U.S. Secretary of State Mike Pompeo will meet with the leaders of four former Soviet republics and Cyprus during an upcoming five-day tour aimed in part at demonstrating Washington’s support for the “sovereignty and territorial integrity” of states bordering Russia.
A State Department spokesman announced details of the January 3-7 trip in a statement on December 30.
All five stops on the tour — which will include Ukraine, Belarus, Kazakhstan, and Uzbekistan — are countries where Moscow has wielded considerable historical or economic leverage.
Nearly all are also key energy exporters or integral to current or planned energy supply routes.

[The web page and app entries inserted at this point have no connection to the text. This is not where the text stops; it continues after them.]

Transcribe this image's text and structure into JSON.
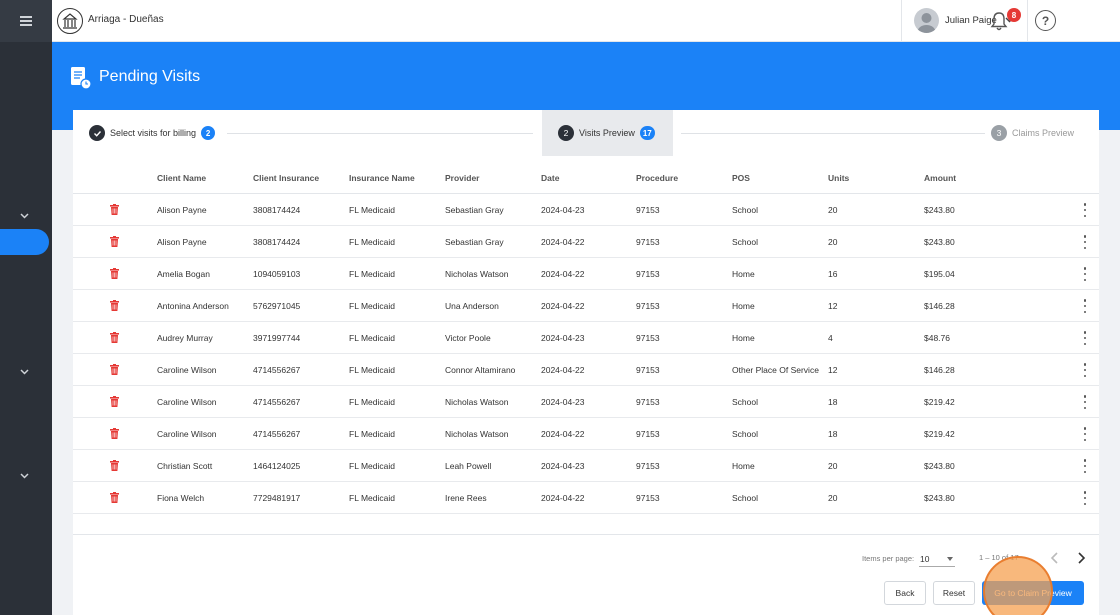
{
  "app": {
    "org_name": "Arriaga - Dueñas"
  },
  "user": {
    "name": "Julian Paige"
  },
  "notifications": {
    "count": "8"
  },
  "help": {
    "label": "?"
  },
  "page": {
    "title": "Pending Visits"
  },
  "stepper": {
    "steps": [
      {
        "number": "1",
        "label": "Select visits for billing",
        "count": "2",
        "state": "done"
      },
      {
        "number": "2",
        "label": "Visits Preview",
        "count": "17",
        "state": "active"
      },
      {
        "number": "3",
        "label": "Claims Preview",
        "count": "",
        "state": "pending"
      }
    ]
  },
  "table": {
    "columns": [
      "Client Name",
      "Client Insurance",
      "Insurance Name",
      "Provider",
      "Date",
      "Procedure",
      "POS",
      "Units",
      "Amount"
    ],
    "rows": [
      [
        "Alison Payne",
        "3808174424",
        "FL Medicaid",
        "Sebastian Gray",
        "2024-04-23",
        "97153",
        "School",
        "20",
        "$243.80"
      ],
      [
        "Alison Payne",
        "3808174424",
        "FL Medicaid",
        "Sebastian Gray",
        "2024-04-22",
        "97153",
        "School",
        "20",
        "$243.80"
      ],
      [
        "Amelia Bogan",
        "1094059103",
        "FL Medicaid",
        "Nicholas Watson",
        "2024-04-22",
        "97153",
        "Home",
        "16",
        "$195.04"
      ],
      [
        "Antonina Anderson",
        "5762971045",
        "FL Medicaid",
        "Una Anderson",
        "2024-04-22",
        "97153",
        "Home",
        "12",
        "$146.28"
      ],
      [
        "Audrey Murray",
        "3971997744",
        "FL Medicaid",
        "Victor Poole",
        "2024-04-23",
        "97153",
        "Home",
        "4",
        "$48.76"
      ],
      [
        "Caroline Wilson",
        "4714556267",
        "FL Medicaid",
        "Connor Altamirano",
        "2024-04-22",
        "97153",
        "Other Place Of Service",
        "12",
        "$146.28"
      ],
      [
        "Caroline Wilson",
        "4714556267",
        "FL Medicaid",
        "Nicholas Watson",
        "2024-04-23",
        "97153",
        "School",
        "18",
        "$219.42"
      ],
      [
        "Caroline Wilson",
        "4714556267",
        "FL Medicaid",
        "Nicholas Watson",
        "2024-04-22",
        "97153",
        "School",
        "18",
        "$219.42"
      ],
      [
        "Christian Scott",
        "1464124025",
        "FL Medicaid",
        "Leah Powell",
        "2024-04-23",
        "97153",
        "Home",
        "20",
        "$243.80"
      ],
      [
        "Fiona Welch",
        "7729481917",
        "FL Medicaid",
        "Irene Rees",
        "2024-04-22",
        "97153",
        "School",
        "20",
        "$243.80"
      ]
    ]
  },
  "pagination": {
    "items_per_page_label": "Items per page:",
    "items_per_page": "10",
    "range": "1 – 10 of 17"
  },
  "actions": {
    "back": "Back",
    "reset": "Reset",
    "next": "Go to Claim Preview"
  },
  "colors": {
    "primary": "#1b82f7",
    "sidebar": "#2b3038",
    "danger": "#e53935",
    "badge": "#e53935"
  }
}
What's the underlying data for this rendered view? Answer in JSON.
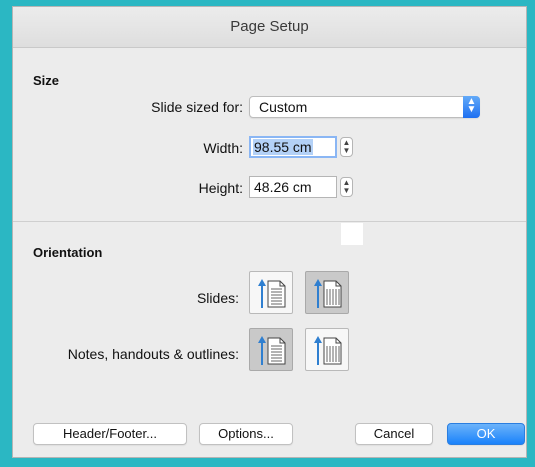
{
  "window": {
    "title": "Page Setup"
  },
  "size": {
    "section_label": "Size",
    "slide_sized_for_label": "Slide sized for:",
    "slide_sized_for_value": "Custom",
    "width_label": "Width:",
    "width_value": "98.55 cm",
    "height_label": "Height:",
    "height_value": "48.26 cm"
  },
  "orientation": {
    "section_label": "Orientation",
    "slides_label": "Slides:",
    "slides_selected": "landscape",
    "notes_label": "Notes, handouts & outlines:",
    "notes_selected": "portrait"
  },
  "buttons": {
    "header_footer": "Header/Footer...",
    "options": "Options...",
    "cancel": "Cancel",
    "ok": "OK"
  },
  "colors": {
    "accent": "#1a82fb",
    "arrow": "#2f7fd0",
    "background": "#2bb7c3"
  },
  "icons": {
    "portrait": "portrait-orientation-icon",
    "landscape": "landscape-orientation-icon",
    "popup": "chevron-up-down-icon",
    "stepper": "stepper-icon"
  }
}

Pompeo’s first planned stop is Kyiv on January 3, where he is expected to meet with President Volodymyr Zelenskiy and other senior Ukrainian officials, as well as to discuss human rights, reforms, and investment with community leaders and to honor victims of Ukraine’s five-year war with Russia-backed separatists.
The top U.S. diplomat will “reaffirm U.S. support for Ukraine’s sovereignty and territorial integrity,” the State Department said.
U.S. and other Western sanctions and recent contracts to supply military equipment, including Javelin anti-tank missiles, are key to Kyiv’s efforts to repel the Russia-backed separatists who control swaths of eastern Ukraine.
But Washington’s relations with Kyiv have also been at the center of a whistle-blower complaint and congressional impeachment targeting U.S. President Donald Trump over a withholding of aid and his telephone request in July that Zelenskiy “do me a favor” and investigate a debunked election-meddling lead and a Trump political rival, Joe Biden.
Trump mentioned Pompeo as a possible go-between during that conversation, according to White House notes that were released to the public.
Critics have accused the Trump administration of holding critical support for an ally at war with Russia for personal political gain.
Pompeo will then travel to Minsk, the Belarusan capital, to meet on January 4 with a president who’s openly mocked critics’ characterization of him as “Europe’s last dictator,” longtime leader Alyaksandr Lukashenka.
The stop will be the most senior by a U.S. official to Belarus this century, and the first high-level U.S. trip there since then-national-security adviser John Bolton in August.
Pompeo should “underscore the U.S. commitment to a sovereign, independent, stable, and prosperous Belarus, and affirm our desire to normalize relations to move our bilateral relationship forward,” the State Department said.
The visit comes amid weeks of smallish protests in the restrictive country of 9.5 million over ongoing talks on closer political and economic relations with Russia.
Belarus’s reliance on Russia for fuel and subsidies to its heavily state-controlled economy is already high, and a 1999 treaty was supposed to create a unified state.
Moscow has eyed Lukashenka’s sporadic overtures toward the West warily, and Russian officials have recently pressed Minsk to deepen military and economic ties.
Putin’s critics have speculated that the Russian president could try to use the implementation the 20-year-old treaty with Belarus to expand his authority and to duck a Russian constitutional term limit that would force his exit in 2024.
After Minsk, Pompeo will head to Central Asia, where he will visit Kazakhstan and Uzbekistan, two predominantly Muslim former Soviet republics that Moscow regards as close partners in the areas of energy and security.
In the Kazakh capital, Nur-Sultan, Pompeo will meet with the shortest-tenured of the region’s presidents, Qasym-Zhomart Toqaev, and influential ex-President Nursultan Nazarbaev, along with other officials, on January 5.
A country of 19 million with vast gas and oil reserves, Kazakhstan is Central Asia’s largest economy.
It has been heavily criticized for its rights record and strictures on political dissent and the media, but Nazarbaev’s abrupt resignation and handover to a protege this year was seen as a mild break with more authoritarian patterns in the region.
However, a crackdown on recent anti-government protests demanding political reform and curbs on Nazarbaev’s continuing hold on power and security structures has increased pressure on Toqaev.
In Nur-Sultan, Pompeo will promote a “shared commitment for peace, prosperity, and security in Central Asia” and talk about investment, reforms, and human rights, according to the State Department.
Next, in Tashkent on January 5-6, Pompeo will meet with Uzbek President Shavkat Mirziyoev, whose cautious reforms since he took over after a longtime authoritarian administration in 2016 have provided some hope of further democratization and freedom for his country of around 30 million people.
National elections in Uzbekistan this month were a slight improvement on past votes but still fell far short of free and fair democratic standards and left the same groups in power, OSCE observers said.
Pompeo will also attend a so-called C5+1 meeting of Central Asian foreign ministers while in Tashkent.
Pompeo is scheduled to finish his tour with a stop in Nicosia to meet with the Greek and Turkish Cypriot leaders, Nikos Anastasiades and Mustafa Akinci, on January 7.Print